    CC-486 in Lymphoma

    Phase 3
    Angioimmunoblastic T-cell lymphoma

    View Trials Investigating CC-486 in Lymphoma
    View Rationale for Clinical Development

    Rationale for Clinical Development

    Preclinical studies suggest that CC-486 has antitumor effects that include direct cytotoxicity due to activation of DNA damage response pathways, inhibition of protein synthesis, and re-expression of aberrantly silenced tumor suppressor genes due to DNA hypomethylation.2,5-7 One study in lymphoma cell lines has suggested that this hypomethylation may lead to re-expression of antitumor genes that are commonly silenced in non-Hodgkin lymphoma.14

    CC-486 in Myelodysplastic Syndromes

    Phase 3
    Lower-risk

    Phase 2
    Post hypomethylating agent (HMA) failure

    View Trials Investigating CC-486 in Myelodysplastic Syndromes
    View Rationale for Clinical Development

    Rationale for Clinical Development

    Similar to the effects described in AML, CC-486 has exhibited antileukemic effects in preclinical studies.2,5-7 Additionally, prolonged exposure to CC-486 may allow more opportunity for incorporation into cycling malignant cells.2,3,8

    Approximately two-thirds of patients with myelodysplastic syndromes (MDS) present with lower-risk disease that is generally viewed as having a favorable prognosis and is often treated with only supportive care.15,16 However, many patients with lower-risk disease have poor prognostic features and could benefit from early active treatment.15,17 The only potential cure for most patients with MDS remains stem cell transplant, which is generally reserved for younger patients with higher-risk disease.17 However, even patients who receive a transplant often relapse.17 There is an unmet need for additional treatment options in the post-transplant setting to improve disease-free survival.

    View Related Pathways

    References
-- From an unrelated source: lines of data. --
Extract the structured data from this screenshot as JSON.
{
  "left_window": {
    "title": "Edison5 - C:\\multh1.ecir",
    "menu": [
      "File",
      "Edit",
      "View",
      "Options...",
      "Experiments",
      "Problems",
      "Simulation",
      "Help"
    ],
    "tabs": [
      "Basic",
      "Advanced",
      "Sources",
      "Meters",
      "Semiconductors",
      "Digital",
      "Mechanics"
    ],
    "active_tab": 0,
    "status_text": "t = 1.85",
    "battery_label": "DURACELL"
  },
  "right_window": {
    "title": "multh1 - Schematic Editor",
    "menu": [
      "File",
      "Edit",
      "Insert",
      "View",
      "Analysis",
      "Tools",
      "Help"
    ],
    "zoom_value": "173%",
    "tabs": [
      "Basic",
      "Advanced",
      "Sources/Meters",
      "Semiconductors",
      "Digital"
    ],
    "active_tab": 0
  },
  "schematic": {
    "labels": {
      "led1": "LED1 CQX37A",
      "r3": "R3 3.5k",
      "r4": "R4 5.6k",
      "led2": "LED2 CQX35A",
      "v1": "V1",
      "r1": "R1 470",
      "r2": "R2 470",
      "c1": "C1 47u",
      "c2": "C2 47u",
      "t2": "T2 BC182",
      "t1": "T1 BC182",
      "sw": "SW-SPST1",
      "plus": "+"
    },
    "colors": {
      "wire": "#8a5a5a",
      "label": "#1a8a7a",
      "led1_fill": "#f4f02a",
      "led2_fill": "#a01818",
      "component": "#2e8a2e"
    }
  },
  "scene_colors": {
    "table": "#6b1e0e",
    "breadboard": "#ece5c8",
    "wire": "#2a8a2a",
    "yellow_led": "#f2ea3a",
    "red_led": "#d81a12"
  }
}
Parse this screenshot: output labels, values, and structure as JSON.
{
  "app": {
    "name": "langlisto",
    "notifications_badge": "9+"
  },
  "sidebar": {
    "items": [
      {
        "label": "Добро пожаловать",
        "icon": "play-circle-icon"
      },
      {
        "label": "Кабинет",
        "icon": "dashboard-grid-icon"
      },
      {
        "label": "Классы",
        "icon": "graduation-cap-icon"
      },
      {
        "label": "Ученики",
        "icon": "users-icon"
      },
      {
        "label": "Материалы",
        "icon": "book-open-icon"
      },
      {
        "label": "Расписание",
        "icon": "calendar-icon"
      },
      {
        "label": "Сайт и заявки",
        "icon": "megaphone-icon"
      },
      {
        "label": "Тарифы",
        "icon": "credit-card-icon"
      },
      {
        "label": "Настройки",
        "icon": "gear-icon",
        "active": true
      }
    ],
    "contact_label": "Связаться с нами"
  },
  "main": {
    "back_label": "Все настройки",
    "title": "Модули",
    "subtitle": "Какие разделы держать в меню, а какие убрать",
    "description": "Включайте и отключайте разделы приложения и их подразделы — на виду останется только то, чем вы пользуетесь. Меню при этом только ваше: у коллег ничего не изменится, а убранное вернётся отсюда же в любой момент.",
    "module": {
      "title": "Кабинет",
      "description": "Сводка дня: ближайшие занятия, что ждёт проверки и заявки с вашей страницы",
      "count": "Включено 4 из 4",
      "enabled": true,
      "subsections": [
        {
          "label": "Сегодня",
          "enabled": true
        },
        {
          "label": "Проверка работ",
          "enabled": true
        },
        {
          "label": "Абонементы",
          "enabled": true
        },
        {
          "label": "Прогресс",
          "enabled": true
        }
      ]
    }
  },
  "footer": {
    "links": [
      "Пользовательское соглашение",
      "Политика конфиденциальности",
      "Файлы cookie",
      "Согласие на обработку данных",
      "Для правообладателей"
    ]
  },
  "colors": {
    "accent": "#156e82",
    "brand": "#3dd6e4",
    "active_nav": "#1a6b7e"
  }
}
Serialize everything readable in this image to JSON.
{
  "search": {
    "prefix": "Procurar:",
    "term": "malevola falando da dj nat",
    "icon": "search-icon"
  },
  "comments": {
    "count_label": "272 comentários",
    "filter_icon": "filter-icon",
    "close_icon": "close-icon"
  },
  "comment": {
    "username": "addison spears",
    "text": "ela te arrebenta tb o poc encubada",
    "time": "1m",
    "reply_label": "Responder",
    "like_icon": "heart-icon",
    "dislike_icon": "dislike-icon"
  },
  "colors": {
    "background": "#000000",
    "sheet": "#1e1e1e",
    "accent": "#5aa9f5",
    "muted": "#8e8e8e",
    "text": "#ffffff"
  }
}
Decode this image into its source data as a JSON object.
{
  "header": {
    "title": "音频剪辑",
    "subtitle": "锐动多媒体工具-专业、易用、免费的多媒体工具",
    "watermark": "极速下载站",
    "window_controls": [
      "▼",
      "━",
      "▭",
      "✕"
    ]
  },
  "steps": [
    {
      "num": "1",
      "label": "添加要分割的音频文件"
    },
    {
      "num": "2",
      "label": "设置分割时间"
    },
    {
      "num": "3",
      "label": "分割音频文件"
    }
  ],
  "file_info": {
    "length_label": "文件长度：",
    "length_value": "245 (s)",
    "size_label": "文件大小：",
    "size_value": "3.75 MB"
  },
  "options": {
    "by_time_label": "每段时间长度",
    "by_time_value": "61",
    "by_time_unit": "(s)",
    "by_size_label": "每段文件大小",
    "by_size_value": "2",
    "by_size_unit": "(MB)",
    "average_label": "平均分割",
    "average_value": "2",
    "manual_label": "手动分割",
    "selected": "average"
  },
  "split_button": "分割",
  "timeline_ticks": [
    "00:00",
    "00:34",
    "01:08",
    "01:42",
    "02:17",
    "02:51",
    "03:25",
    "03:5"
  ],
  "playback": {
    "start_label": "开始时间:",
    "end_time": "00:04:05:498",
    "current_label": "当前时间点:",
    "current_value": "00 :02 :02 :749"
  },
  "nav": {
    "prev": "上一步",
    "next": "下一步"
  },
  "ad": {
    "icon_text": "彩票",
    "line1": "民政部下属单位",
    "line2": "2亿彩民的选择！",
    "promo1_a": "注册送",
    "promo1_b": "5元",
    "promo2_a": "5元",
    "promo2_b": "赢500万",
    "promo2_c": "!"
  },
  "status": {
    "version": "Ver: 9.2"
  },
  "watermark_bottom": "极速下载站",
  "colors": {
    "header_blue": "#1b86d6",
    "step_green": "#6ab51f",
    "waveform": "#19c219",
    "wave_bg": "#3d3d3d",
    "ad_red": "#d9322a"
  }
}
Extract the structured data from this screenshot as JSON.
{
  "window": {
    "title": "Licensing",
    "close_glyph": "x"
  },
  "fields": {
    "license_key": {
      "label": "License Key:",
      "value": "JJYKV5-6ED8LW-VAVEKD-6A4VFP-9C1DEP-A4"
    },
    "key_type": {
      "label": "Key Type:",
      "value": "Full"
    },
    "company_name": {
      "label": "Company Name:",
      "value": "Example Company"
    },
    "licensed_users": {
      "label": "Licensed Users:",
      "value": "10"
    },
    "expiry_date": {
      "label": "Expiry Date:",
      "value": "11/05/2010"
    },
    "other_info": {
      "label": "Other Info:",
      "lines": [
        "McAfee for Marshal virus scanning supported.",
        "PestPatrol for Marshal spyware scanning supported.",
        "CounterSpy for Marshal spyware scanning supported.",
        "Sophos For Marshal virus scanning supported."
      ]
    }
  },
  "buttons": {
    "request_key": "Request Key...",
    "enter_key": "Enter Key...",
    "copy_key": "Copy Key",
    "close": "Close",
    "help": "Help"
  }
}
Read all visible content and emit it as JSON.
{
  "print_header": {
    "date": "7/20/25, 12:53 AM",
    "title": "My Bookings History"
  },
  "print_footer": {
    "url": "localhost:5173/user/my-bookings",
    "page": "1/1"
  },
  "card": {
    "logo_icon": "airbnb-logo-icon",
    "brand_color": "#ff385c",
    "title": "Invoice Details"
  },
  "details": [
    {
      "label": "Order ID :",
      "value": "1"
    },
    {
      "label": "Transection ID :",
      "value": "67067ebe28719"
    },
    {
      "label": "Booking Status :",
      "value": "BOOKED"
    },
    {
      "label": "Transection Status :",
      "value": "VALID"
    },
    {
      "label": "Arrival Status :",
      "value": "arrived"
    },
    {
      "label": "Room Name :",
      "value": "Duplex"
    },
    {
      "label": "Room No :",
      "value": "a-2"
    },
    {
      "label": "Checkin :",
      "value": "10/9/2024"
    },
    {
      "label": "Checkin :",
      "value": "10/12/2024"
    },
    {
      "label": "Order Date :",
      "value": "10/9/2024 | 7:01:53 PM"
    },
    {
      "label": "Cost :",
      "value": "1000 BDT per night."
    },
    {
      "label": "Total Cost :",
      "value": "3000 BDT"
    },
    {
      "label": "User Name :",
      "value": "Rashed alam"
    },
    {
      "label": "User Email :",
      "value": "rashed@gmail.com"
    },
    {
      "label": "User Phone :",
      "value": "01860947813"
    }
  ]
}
    1. Garcia-Manero G, et al. Leukemia. 2008;22:1680-1684. PMID: 18548103
    2. Hollenbach PW, et al. PLoS One. 2010;5:e9001. PMID: 20126405
    3. Garcia-Manero G, et al. J Clin Oncol. 2011;29:2521-2527. PMID: 21576646
    4. Santi DV, et al. Proc Natl Acad Sci. 1984;91:6993-6997. PMID: 6209710
    5. Palii SS, et al. Mol Cell Biol. 2008;28:752-771. PMID: 17991895
    6. Herman JG, et al. Proc Natl Acad Sci. 1994;91:9700-9704. PMID: 7937876
    7. Li H, et al. Am J Obstet Gynecol. 2009;177.
    8. Lu LJ, Randerath K. Mol Pharmacol. 1984;26:594-603. PMID: 6208475
    9. Laille E, et al. PLoS One. 2015;10:e0135520. PMID: 26296092
    10. Estey E, et al. Blood. 1996;88:756. PMID: 8695828
    11. Pemmaraju N, et al. Am J Hematol. 2015;90:27-30. PMID: 25251041
    12. Bejanyan N, et al. Blood. 2013;122:2072.
    13. Rautenberg C, et al. Int J Mol Sci. 2019;20:E228. PMID: 30626126
    14. Wang W, et al. Int J Mol Med. 2015;36:698-704. PMID: 26133246
    15. Greenberg P, et al. Blood. 1997;89:2079-2088. PMID: 9058730
    16. NCCN Clinical Practice Guidelines in Oncology. Myelodysplastic Syndromes. V2.2019.
    17. Montalban-Bravo G and Garcia-Manero G. Am J Hematol. 2018;93:129. PMID: 29214694